◆ **DIRECTIONS**
Search each line of the data for the word "действий"; copy every line where it is found.

Segment Start: DATASET EXTRACT

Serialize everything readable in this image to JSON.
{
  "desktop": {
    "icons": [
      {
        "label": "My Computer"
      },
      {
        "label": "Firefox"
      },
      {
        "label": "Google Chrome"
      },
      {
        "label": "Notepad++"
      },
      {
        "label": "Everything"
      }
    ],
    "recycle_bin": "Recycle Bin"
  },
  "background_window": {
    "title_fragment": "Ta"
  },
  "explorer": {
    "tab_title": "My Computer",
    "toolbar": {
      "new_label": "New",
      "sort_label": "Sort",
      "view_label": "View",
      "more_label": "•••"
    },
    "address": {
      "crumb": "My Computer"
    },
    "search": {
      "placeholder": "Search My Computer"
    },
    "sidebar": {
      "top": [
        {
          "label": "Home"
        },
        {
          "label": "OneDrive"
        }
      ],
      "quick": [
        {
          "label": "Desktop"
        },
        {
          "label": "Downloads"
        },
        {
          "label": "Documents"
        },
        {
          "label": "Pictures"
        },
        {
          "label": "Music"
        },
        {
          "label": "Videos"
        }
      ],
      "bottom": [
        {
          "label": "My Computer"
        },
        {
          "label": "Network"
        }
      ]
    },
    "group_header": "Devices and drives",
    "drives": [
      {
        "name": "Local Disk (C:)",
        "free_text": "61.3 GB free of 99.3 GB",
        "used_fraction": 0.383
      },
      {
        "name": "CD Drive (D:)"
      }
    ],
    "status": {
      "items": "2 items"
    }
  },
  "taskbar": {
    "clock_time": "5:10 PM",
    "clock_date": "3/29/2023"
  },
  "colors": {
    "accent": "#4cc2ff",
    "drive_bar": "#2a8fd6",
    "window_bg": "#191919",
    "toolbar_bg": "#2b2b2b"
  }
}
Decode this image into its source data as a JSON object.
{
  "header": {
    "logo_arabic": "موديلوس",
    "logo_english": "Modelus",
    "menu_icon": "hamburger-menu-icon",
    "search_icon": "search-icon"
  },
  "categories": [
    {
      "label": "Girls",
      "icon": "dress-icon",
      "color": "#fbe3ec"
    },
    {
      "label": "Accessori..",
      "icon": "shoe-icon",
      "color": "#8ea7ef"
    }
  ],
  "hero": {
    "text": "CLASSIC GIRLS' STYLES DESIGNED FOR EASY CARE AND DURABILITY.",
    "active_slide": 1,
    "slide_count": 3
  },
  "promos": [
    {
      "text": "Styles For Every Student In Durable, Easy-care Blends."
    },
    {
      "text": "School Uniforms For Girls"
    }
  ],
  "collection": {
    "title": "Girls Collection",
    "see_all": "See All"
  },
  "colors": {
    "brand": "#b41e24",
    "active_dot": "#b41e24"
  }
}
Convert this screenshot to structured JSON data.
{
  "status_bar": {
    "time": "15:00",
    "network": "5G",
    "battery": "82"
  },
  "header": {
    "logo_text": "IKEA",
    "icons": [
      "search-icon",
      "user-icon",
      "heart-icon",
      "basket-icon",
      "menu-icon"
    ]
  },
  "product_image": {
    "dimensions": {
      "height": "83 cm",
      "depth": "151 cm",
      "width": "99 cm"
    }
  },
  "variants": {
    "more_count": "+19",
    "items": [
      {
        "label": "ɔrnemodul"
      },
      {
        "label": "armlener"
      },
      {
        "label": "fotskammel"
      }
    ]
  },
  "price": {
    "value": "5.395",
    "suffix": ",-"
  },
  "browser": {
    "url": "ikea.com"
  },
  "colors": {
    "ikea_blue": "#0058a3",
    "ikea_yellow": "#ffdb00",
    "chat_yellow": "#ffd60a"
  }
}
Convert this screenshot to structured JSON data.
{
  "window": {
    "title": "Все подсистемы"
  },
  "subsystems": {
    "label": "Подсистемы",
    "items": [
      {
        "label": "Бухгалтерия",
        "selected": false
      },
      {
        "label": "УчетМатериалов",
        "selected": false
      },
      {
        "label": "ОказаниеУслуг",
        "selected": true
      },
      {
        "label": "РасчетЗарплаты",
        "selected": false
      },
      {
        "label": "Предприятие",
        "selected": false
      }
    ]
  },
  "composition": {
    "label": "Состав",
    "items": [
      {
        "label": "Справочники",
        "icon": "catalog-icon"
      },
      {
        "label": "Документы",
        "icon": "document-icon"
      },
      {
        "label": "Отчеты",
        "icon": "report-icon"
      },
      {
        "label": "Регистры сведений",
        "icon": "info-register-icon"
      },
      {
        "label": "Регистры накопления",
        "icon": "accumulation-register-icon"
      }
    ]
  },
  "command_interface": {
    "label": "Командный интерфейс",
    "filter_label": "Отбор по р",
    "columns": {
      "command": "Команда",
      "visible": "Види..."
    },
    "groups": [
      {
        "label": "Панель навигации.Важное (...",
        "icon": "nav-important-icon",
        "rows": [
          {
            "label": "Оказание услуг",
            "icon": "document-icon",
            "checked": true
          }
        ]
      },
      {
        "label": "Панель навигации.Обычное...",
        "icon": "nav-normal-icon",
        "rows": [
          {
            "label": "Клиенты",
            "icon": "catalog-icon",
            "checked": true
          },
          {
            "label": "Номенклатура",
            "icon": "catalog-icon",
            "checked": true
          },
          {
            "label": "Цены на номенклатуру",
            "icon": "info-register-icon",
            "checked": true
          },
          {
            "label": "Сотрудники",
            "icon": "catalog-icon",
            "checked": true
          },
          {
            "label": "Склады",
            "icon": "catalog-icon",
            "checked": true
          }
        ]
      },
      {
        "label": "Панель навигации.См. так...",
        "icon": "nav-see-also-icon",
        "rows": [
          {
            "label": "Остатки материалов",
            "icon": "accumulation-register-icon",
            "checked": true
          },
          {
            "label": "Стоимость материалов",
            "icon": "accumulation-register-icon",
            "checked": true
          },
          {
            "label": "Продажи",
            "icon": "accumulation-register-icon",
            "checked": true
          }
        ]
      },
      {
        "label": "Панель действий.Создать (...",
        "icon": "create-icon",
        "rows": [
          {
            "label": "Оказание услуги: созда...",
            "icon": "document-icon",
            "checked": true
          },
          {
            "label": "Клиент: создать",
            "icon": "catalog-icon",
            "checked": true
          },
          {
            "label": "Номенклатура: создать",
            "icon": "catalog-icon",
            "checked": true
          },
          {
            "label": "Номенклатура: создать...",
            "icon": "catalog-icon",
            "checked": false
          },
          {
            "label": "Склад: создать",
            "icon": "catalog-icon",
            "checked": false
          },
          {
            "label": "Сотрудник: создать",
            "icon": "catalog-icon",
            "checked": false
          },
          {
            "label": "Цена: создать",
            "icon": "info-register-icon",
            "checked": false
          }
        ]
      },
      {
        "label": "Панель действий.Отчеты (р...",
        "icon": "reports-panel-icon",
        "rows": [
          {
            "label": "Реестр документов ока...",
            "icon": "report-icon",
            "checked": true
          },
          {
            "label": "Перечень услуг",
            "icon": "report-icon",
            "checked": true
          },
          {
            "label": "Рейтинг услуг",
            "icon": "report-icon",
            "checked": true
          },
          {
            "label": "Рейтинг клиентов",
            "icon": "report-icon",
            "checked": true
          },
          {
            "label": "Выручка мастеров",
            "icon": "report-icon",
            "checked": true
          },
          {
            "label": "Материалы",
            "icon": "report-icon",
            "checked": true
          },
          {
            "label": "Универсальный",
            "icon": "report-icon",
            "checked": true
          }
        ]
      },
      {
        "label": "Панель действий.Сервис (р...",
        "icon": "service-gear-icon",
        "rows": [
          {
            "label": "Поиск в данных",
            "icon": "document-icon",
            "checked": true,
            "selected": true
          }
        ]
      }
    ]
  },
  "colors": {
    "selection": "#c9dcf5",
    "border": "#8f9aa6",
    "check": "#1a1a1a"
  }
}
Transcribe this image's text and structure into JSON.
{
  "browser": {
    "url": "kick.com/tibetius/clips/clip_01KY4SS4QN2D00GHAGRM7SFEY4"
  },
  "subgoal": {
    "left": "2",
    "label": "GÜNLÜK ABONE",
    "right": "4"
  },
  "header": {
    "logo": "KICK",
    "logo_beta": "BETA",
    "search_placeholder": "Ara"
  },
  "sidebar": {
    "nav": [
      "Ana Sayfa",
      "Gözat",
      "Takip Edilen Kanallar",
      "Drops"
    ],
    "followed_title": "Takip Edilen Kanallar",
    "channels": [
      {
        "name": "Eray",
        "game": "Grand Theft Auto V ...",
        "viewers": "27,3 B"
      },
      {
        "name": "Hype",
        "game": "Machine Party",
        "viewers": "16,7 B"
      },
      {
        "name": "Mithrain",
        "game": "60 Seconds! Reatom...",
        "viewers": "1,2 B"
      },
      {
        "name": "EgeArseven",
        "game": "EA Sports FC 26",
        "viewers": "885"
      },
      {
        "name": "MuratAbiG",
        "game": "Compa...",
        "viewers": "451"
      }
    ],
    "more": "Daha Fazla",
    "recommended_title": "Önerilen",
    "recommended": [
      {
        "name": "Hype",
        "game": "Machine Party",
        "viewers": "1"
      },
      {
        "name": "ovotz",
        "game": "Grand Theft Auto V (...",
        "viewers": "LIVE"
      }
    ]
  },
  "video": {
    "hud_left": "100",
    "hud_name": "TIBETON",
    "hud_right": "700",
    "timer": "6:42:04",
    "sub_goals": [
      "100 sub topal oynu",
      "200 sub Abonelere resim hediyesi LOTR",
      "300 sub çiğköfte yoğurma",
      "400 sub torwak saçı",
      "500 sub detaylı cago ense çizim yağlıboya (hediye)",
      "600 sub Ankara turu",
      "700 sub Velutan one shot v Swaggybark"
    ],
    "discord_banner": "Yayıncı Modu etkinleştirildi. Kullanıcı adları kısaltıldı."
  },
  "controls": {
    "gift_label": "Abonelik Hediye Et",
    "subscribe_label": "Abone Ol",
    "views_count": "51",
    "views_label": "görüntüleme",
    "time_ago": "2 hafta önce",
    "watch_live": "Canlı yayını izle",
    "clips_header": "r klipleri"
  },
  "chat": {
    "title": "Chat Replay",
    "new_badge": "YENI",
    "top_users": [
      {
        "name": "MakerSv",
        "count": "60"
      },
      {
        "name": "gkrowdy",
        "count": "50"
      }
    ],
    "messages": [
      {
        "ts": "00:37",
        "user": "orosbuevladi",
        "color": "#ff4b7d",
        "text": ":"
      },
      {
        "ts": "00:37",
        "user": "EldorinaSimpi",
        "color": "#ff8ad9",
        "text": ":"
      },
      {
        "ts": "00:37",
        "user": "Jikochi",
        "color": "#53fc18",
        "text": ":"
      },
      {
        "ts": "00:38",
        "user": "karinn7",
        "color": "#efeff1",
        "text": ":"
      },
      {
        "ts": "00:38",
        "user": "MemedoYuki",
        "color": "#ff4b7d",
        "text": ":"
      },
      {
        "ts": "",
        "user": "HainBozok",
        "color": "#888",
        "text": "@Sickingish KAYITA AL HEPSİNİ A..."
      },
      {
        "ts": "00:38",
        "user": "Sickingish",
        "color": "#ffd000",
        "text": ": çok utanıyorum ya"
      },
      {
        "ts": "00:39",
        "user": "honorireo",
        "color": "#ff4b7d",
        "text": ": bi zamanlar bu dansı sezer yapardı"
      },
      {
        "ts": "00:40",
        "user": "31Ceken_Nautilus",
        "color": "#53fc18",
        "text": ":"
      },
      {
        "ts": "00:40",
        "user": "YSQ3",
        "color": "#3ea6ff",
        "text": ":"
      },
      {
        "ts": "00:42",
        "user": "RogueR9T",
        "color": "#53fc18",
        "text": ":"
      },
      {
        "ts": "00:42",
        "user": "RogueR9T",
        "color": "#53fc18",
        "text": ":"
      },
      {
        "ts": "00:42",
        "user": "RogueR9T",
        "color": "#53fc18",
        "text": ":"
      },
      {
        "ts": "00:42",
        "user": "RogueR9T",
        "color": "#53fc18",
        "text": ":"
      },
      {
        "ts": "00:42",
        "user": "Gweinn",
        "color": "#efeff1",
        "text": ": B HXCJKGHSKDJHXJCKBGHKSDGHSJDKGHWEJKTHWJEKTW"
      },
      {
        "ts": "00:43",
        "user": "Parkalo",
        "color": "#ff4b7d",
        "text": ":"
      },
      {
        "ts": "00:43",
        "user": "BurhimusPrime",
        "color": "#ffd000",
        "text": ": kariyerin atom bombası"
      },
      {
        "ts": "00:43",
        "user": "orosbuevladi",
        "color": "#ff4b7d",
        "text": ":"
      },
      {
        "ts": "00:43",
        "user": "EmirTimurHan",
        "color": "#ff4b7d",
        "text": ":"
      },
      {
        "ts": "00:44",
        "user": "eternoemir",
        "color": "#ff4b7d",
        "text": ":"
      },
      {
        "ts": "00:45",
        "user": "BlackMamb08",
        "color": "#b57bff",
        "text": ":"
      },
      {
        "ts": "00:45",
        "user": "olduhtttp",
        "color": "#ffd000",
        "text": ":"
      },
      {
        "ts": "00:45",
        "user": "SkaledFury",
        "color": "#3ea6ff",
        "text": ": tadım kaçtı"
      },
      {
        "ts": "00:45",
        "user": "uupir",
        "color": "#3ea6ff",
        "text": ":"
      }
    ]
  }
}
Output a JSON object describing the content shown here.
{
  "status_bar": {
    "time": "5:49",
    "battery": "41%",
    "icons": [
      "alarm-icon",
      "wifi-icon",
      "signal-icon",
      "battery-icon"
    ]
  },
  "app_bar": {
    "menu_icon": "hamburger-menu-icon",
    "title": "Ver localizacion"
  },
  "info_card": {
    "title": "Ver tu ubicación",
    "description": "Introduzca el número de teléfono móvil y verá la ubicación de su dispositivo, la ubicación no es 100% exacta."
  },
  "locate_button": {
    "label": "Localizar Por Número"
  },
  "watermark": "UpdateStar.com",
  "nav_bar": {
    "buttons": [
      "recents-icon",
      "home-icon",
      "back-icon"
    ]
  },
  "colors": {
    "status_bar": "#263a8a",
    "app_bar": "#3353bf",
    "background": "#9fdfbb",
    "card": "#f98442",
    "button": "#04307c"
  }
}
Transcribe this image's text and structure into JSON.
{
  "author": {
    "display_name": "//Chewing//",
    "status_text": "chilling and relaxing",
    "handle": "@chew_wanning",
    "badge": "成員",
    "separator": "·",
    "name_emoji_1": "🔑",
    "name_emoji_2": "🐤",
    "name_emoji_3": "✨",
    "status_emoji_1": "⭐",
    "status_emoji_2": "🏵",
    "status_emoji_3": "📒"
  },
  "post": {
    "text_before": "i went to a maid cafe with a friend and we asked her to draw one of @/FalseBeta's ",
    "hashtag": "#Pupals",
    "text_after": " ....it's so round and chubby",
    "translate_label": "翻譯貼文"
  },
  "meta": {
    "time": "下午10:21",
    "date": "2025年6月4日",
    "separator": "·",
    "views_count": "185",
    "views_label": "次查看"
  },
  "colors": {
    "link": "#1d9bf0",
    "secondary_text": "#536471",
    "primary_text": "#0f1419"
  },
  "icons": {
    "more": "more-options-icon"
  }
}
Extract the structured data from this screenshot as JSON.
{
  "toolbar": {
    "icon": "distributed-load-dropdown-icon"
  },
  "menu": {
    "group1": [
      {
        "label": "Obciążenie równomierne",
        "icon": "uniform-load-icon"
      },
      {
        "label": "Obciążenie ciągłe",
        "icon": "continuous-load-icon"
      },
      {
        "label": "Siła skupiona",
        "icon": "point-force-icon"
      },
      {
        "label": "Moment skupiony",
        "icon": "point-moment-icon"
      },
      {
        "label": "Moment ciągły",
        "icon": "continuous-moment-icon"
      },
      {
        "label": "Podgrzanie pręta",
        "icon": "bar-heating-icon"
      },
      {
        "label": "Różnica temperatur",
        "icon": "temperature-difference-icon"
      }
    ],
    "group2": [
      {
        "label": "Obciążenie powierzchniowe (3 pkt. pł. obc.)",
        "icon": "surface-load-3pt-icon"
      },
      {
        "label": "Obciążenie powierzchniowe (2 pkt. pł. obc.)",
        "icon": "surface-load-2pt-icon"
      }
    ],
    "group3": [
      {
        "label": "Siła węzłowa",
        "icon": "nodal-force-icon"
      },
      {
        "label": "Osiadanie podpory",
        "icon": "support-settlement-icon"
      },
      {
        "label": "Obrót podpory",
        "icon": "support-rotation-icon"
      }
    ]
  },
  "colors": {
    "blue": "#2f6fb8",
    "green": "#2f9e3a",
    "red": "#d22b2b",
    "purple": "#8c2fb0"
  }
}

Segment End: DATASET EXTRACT

◆ **PROBLEM SOLUTION**
        "label": "Панель действий.Создать (...",
        "label": "Панель действий.Отчеты (р...",
        "label": "Панель действий.Сервис (р...",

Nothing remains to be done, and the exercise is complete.